[Work required]
Look through the records and copy each line with the string "this" in it.

Extracted records:

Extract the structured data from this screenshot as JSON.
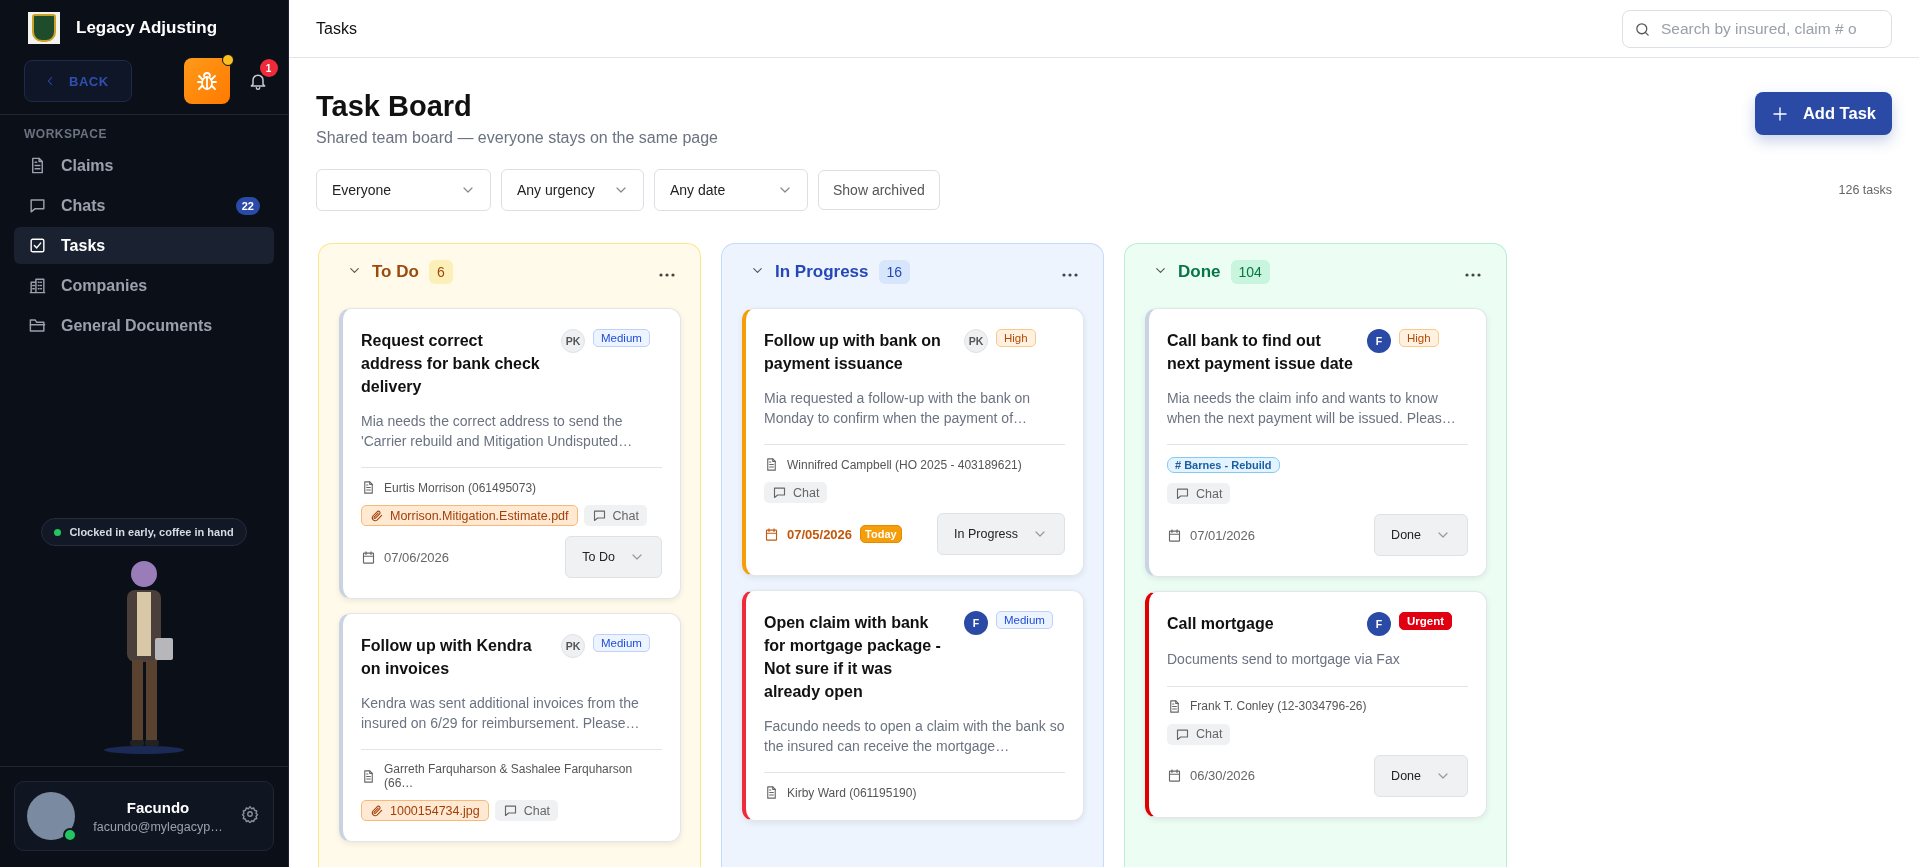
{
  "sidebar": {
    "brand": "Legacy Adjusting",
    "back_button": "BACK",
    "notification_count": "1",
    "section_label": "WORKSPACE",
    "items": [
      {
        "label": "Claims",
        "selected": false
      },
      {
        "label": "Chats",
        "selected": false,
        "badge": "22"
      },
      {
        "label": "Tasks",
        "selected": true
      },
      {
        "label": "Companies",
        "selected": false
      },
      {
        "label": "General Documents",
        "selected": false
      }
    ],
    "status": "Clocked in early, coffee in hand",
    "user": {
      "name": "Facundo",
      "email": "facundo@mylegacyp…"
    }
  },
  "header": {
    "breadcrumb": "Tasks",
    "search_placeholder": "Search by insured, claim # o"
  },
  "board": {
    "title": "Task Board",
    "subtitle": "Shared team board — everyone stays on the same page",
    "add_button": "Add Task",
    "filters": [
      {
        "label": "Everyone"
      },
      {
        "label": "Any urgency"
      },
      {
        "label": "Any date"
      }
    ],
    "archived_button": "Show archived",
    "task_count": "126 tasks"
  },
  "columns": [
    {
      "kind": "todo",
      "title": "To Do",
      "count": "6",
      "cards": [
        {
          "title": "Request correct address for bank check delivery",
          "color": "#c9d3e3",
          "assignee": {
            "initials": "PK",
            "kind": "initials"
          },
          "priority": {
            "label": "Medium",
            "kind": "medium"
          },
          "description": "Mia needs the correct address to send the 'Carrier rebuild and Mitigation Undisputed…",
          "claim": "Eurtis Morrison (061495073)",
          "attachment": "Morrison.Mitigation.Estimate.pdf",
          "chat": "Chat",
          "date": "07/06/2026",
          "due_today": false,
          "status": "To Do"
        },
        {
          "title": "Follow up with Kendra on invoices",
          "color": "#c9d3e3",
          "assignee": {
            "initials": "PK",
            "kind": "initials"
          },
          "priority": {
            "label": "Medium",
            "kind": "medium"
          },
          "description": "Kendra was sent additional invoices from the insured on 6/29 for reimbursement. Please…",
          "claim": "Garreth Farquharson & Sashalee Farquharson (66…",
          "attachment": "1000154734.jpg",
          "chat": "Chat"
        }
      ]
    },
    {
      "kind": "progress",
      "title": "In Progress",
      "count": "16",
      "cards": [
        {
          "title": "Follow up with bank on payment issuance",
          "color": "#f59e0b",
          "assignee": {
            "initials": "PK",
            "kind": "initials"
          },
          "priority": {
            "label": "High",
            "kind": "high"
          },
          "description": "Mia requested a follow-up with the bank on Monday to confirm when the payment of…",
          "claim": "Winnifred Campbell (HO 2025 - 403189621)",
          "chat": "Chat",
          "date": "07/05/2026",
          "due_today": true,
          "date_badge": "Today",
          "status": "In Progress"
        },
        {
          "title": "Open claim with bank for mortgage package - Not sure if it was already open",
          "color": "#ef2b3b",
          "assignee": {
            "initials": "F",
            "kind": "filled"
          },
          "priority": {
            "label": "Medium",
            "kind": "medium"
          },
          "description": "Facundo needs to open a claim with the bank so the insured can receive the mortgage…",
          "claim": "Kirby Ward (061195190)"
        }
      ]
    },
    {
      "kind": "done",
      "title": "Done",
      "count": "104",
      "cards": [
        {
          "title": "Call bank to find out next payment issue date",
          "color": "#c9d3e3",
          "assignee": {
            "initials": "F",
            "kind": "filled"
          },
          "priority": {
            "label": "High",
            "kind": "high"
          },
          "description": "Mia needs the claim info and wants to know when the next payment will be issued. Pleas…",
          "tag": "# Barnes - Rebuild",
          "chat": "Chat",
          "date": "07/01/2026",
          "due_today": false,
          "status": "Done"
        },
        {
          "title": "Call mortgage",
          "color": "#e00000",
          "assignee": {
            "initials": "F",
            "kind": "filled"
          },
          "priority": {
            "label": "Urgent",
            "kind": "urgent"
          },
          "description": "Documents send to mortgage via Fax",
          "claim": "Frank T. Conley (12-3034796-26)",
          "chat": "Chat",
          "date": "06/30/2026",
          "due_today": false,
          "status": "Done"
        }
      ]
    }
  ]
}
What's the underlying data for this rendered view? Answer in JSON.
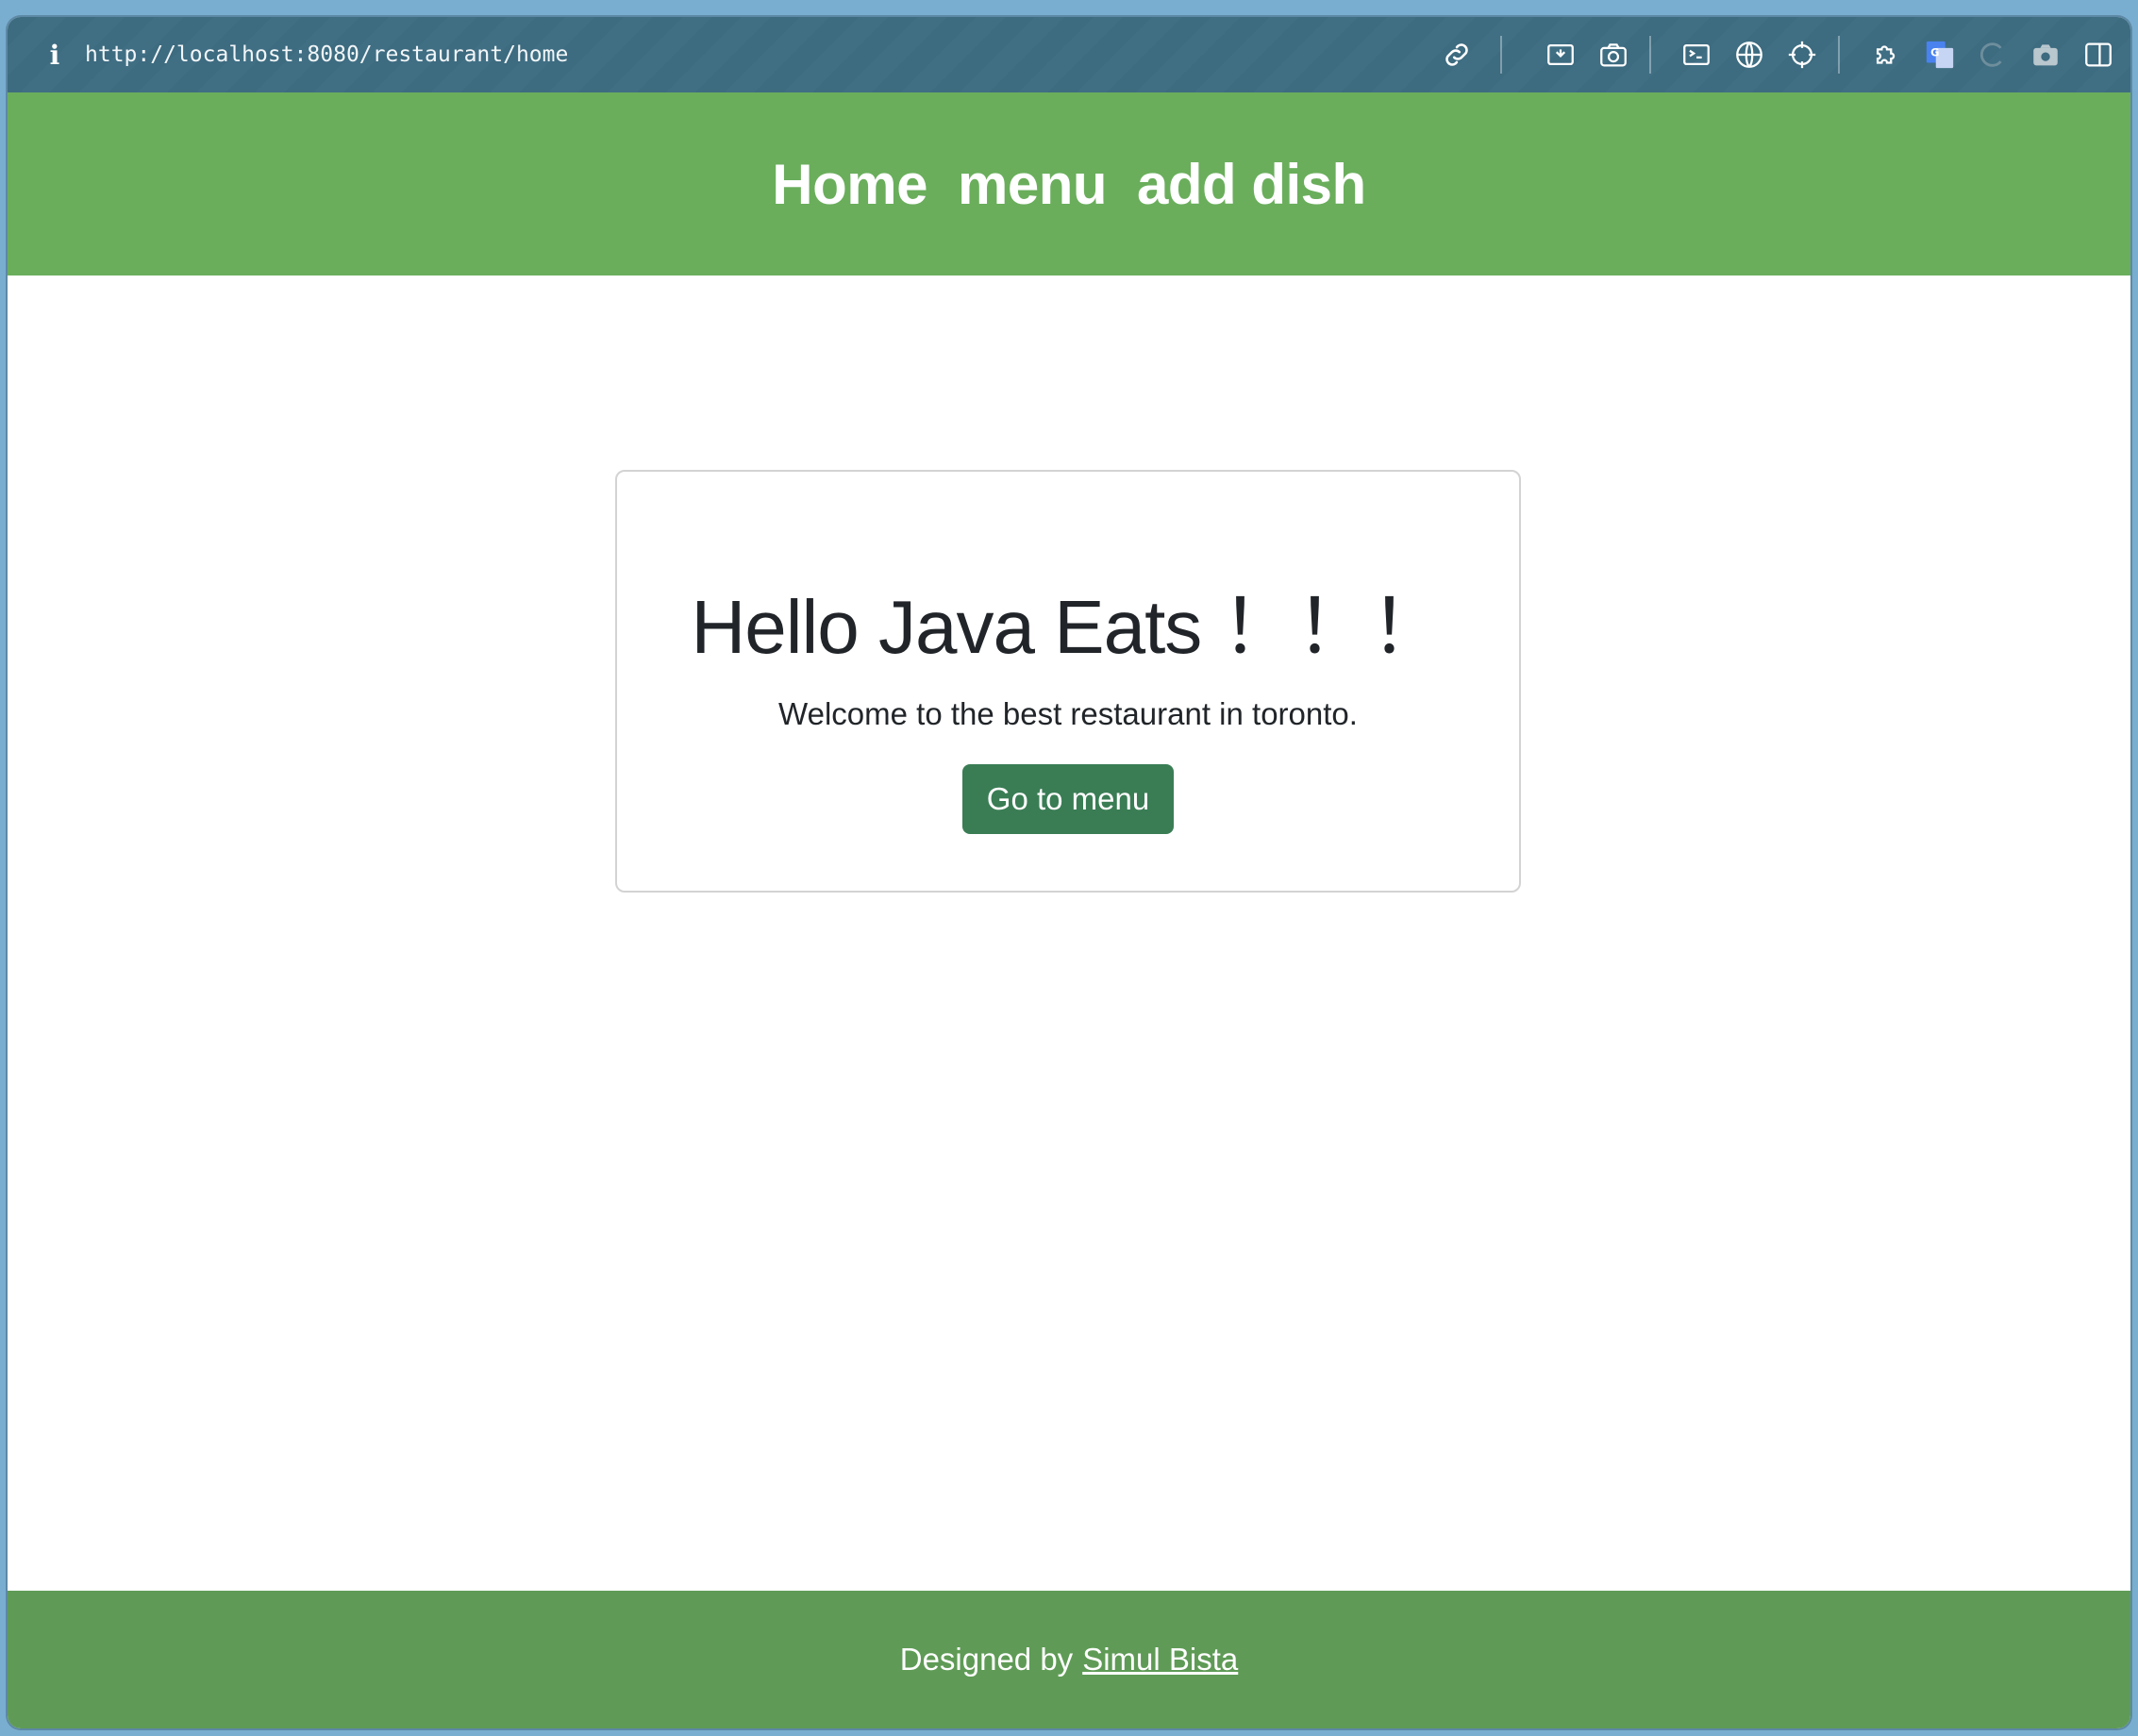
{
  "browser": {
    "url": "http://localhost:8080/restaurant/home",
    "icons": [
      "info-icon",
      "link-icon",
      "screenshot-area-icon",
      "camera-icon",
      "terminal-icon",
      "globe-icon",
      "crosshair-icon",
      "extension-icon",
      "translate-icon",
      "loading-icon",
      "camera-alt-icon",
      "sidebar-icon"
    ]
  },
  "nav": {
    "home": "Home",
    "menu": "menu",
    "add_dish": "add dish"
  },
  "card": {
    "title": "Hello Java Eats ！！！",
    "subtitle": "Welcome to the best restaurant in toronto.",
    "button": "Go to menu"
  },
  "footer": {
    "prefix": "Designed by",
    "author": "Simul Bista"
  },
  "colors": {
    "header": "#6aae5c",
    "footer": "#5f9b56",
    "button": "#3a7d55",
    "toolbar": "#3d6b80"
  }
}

[Task result]
Extract the structured data from this screenshot as JSON.
What's the underlying data for this rendered view? Answer in JSON.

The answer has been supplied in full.